line along with recent disclosures by our
politicians made me sit back and wonder:
how would these revelations be dealt with
if similar disclosures were made by a senior
executive in the workplace?
Rarely do employees stand in front of a
mob of reporters and admit to drug use.
If an employee decided to announce that
he was either under the influence of a drug
or alcohol at work, it would not likely take
you long to suspend that employee immediately
from work and conduct an internal
investigation. Your finding of guilt
might lead you to terminate that employee
with or without pay in order to get rid of
that problem. You might decide to impose
some terms in a last-chance agreement and
accommodate the employee’s disability.
But what do you about an employee
who, on his own time, is engaged in drug
use or abuses alcohol? Is there anything

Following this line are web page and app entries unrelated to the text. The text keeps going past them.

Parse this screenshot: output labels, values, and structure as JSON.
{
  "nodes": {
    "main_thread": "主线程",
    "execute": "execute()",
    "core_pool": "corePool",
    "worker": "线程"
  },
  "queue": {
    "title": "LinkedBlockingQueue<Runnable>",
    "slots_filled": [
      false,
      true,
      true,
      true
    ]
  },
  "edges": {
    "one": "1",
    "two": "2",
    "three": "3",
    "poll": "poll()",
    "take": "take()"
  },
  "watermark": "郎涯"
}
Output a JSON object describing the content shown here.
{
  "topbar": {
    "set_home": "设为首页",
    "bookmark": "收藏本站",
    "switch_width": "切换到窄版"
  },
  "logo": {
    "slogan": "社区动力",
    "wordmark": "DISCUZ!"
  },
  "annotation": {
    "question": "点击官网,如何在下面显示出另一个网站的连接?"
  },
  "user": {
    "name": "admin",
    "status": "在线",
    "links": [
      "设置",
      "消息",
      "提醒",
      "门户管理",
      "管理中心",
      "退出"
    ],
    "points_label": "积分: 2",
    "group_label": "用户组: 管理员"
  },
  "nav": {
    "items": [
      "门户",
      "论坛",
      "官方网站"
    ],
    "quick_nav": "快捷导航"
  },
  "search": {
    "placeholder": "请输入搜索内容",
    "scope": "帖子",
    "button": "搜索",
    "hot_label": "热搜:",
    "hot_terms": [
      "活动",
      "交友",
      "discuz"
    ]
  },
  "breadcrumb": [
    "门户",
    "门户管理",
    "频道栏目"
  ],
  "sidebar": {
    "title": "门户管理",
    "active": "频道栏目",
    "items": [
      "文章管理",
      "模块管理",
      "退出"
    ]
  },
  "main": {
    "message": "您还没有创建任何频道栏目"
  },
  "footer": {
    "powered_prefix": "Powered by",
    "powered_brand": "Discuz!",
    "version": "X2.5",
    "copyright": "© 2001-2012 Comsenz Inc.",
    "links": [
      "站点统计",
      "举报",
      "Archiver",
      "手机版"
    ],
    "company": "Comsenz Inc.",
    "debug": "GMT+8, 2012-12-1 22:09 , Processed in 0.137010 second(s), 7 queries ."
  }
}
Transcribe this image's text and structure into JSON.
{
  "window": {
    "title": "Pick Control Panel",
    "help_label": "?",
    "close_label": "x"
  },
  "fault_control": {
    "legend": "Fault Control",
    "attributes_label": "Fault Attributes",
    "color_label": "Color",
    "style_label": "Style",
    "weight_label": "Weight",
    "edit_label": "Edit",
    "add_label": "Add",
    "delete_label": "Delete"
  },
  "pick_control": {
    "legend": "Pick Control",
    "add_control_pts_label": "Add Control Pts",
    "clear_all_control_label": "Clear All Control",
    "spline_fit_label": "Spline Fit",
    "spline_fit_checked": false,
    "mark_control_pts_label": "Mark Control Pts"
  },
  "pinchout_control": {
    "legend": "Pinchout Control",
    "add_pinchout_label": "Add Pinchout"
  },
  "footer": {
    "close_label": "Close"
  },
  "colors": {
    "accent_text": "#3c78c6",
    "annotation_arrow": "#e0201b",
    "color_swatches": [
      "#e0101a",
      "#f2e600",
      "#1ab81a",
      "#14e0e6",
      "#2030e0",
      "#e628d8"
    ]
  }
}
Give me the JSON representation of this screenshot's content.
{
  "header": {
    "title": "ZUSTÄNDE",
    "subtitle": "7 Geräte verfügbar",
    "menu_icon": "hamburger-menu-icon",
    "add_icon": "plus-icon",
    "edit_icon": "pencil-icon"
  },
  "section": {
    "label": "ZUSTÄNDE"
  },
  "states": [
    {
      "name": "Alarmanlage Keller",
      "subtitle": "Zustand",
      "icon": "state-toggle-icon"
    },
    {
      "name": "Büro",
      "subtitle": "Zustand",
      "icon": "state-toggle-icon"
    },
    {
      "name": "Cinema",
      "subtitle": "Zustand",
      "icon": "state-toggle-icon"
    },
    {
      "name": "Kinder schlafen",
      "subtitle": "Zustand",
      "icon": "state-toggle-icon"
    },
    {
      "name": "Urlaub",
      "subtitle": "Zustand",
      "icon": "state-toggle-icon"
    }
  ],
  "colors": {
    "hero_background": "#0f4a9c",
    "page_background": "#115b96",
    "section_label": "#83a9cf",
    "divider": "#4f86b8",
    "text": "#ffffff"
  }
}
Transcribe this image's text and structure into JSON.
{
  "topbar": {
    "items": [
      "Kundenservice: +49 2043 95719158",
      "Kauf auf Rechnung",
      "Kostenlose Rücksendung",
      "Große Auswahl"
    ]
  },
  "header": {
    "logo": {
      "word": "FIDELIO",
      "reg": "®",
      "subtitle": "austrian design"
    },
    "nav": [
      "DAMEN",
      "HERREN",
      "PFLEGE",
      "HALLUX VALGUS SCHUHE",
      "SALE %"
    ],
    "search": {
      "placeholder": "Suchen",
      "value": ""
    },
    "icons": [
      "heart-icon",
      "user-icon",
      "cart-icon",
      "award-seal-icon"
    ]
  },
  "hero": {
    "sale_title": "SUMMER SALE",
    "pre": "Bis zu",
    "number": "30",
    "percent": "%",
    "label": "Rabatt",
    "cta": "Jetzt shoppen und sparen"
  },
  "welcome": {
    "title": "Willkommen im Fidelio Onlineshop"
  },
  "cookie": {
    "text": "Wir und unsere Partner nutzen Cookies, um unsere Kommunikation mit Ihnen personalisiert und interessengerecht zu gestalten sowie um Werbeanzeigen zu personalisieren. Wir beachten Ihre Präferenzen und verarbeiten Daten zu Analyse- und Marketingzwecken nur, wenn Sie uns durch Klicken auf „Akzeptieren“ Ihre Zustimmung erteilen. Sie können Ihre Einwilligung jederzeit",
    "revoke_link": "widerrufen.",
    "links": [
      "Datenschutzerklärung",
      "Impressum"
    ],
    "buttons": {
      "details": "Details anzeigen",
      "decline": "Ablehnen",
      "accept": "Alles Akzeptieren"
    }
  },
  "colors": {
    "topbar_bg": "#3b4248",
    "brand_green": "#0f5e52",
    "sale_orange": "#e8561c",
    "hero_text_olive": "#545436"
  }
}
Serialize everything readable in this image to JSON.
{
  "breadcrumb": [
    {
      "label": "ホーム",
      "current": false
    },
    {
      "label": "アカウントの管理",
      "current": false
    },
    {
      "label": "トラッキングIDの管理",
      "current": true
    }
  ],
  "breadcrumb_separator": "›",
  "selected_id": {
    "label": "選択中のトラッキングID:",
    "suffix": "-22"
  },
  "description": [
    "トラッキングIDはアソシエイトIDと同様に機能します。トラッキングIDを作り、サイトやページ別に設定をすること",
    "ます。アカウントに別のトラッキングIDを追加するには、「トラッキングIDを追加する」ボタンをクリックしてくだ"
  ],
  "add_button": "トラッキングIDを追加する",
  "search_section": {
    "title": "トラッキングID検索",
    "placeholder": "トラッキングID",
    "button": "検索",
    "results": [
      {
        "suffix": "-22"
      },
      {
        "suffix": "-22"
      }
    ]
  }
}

that you can do? Does it have to impact his
or her work performance? Does the duty
to accommodate an employee’s disability
always kick into play each time? In the absence
of a direct admission, or catching an
employee in possession or under the influence
of drugs or alcohol, what you can do
becomes much more complicated.
Here are some suggestions:
Depending on the nature of your workplace,
drug and alcohol abuse can be more
prevalent. However, there is no magic line
that can be drawn between blue-collar and
white-collar employees. Traders making
over a million dollars a year can have as
bad (or worse) of a cocaine problem than a
plant worker who makes $60,000 per year.
A member of the clergy can be a terrible
alcoholic and could cause significant harm
to a workplace in the same way as a shift
supervisor. A police officer can be a drug
addict. Although most large companies
now have Employee Assistance Programs
(EAPs) that provide confidential counseling
and medical support for employees
who need help, that may or may not be
enough. These days, you may need to take
one step further and talk about the issue
in the workplace with your employees and
identify the safety issues, the performance
issues, the risk of job loss and the health
issues. Whether your employees are addicts
or users, there is an impact on your
OUTSIDE ACTIVITY MAY
The days of defining what constitutes the
“workplace” is not as easy as it once was.
Many employees travel for work with colleagues
or customers. They are expected to
avoid engaging in improper behaviour, but
supervision is difficult, if not impossible.
Alcohol or drug use outside the workplace
can have an impact on how an employee
will conduct himself in the workplace with
peers, and it may also disclose a potential
risk for an employer. It may also be a signal
to the employer that intervention is necessary.
Outside conduct may be relevant,
depending on the nature of the employee’s
job, the industry and the risks on the company’s
NOT EVERY CASE IS
Some would dispute this claim. Drug and
alcohol users could fall into two categories:
some who abuse and some who are addicted.
For the former, they will never admit
that they have an addiction issue and they
will never agree to treatment. In these circumstances,
accommodation is not likely
necessary as the employee will not accept
or assert that they suffer a disability. In the
latter, the addict may request or require
accommodation as the person does suffer
from a recognized disability. The task
to reach the appropriate level of accommodation
is a challenge in most cases. It
involves candour, disclosure, trust and patience.
The results can often go either way.
Employees can recover from serious drug
or alcohol addiction. Some take a leave of
absence, successfully recover by attending
a treatment program and are able to return
to work. These arrangements can also fail.
Each case needs to be approached with
sensitivity and particular attention to the
unique facts of the case at hand.
HAVE A POLICY
Most prudent employers have a drug and
alcohol policy in the workplace. The policy
should be broad enough to cover the impact
on performance, not just reference
being directly in possession or under the
influence while at work. It should provide
what steps the company will take to assist
an employee who is suffering from a drug
or alcohol dependency. The policy should
be posted and communicated on a regular
basis to employees. Obviously, a key
part of this approach is that the company
management needs to lead by example and
needs to set the appropriate boundaries
around company functions and entertaining.
As an example, having an open bar at a
Christmas party is uncommon these days.
ISSUES ARE PREVALENT
Recognize that some of your employees
are struggling with mental health and emotional
issues, which may be related to or
in combination with alcohol or drug use.
These issues present a tremendous amount
of challenges for the HR professional, and
it cannot just be viewed from the perspective
of a performance issue. In some cases,
it will be appropriate to request a medical
clearance certificate from the employee’s
physician or obtain an independent medical
examination, depending on the circumstances
of the case in question. Some cases
require a more clinical approach as opposed
to the more traditional approach of assuming
that it is purely a performance issue requiring
Malcolm MacKillop is a partner at Shields
O’Donnell MacKillop, a management side employment
and labour law boutique in Toronto.
ALCOHOL OR DRUG USE OUTSIDE THE
WORKPLACE CAN HAVE AN IMPACT ON
HOW AN EMPLOYEE WILL CONDUCT
HIMSELF IN THE WORKPLACE WITH
PEERS, AND IT MAY ALSO DISCLOSE A
POTENTIAL RISK FOR AN EMPLOYER.
Photos by Evgeny Kuklev & Katarzyna Bialasiewicz / Photos.com
22 ❚ FEBRUARY 2014 ❚ HR PROFESSIONAL